Photo credit: FAO
Juvenile desert locust hoppers.
Desert Locust outbreak in Yemen leaves surrounding countries potentially at risk
Strict vigilance is also required in northwest Africa
The presence of recently discovered Desert Locust infestations in Yemen, where conflict is severely hampering control operations, poses a potential threat to crops in the region, FAO warned today. FAO urged neighbouring countries, Saudi Arabia, Oman and Iran, to mobilize survey and control teams and to take all necessary measures to prevent the destructive insects from reaching breeding areas situated in their respective territories.
Strict vigilance is also required in Morocco and Algeria, especially in areas south of the Atlas Mountains, which could become possible breeding grounds for Desert Locust that have gathered in parts of the Western Sahara, Morocco and Mauritania, FAO added.
Cyclones help trigger locust presence
Groups of juvenile wingless hoppers and adults as well as hopper bands and at least one swarm formed on the southern coast of Yemen in March where heavy rains associated with tropical cyclones Chapala and Megh fell in November 2015.
“The extent of current Desert Locust breeding in Yemen is not well known since survey teams are unable to access most areas. However, as vegetation dries out along the coast more groups, bands and small swarms are likely to form,” said Keith Cressman, FAO Senior Locust Forecasting Officer.
He noted that a moderate risk exists that Desert Locusts will move into the interior of southern Yemen, perhaps reaching spring breeding areas in the interior of central Saudi Arabia and northern Oman.

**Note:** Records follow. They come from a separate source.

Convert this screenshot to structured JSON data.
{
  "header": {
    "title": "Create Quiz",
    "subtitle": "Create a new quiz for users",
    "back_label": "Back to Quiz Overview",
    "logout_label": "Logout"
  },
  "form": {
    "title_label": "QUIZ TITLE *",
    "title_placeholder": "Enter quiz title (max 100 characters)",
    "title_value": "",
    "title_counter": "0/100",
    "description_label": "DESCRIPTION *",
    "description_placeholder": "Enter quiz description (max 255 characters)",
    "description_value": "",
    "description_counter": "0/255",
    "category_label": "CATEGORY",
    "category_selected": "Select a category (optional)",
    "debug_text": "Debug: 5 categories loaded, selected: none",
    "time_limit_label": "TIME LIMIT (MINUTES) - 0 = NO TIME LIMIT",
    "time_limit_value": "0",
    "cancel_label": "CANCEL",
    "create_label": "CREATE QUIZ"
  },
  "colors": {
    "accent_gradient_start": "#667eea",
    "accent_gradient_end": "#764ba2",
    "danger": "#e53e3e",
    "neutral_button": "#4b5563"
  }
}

There is a possibility that this movement could continue to the United Arab Emirates where a few small swarms may appear and transit through the country before arriving in areas of recent rainfall in southeast Iran.
Read the full story: FAO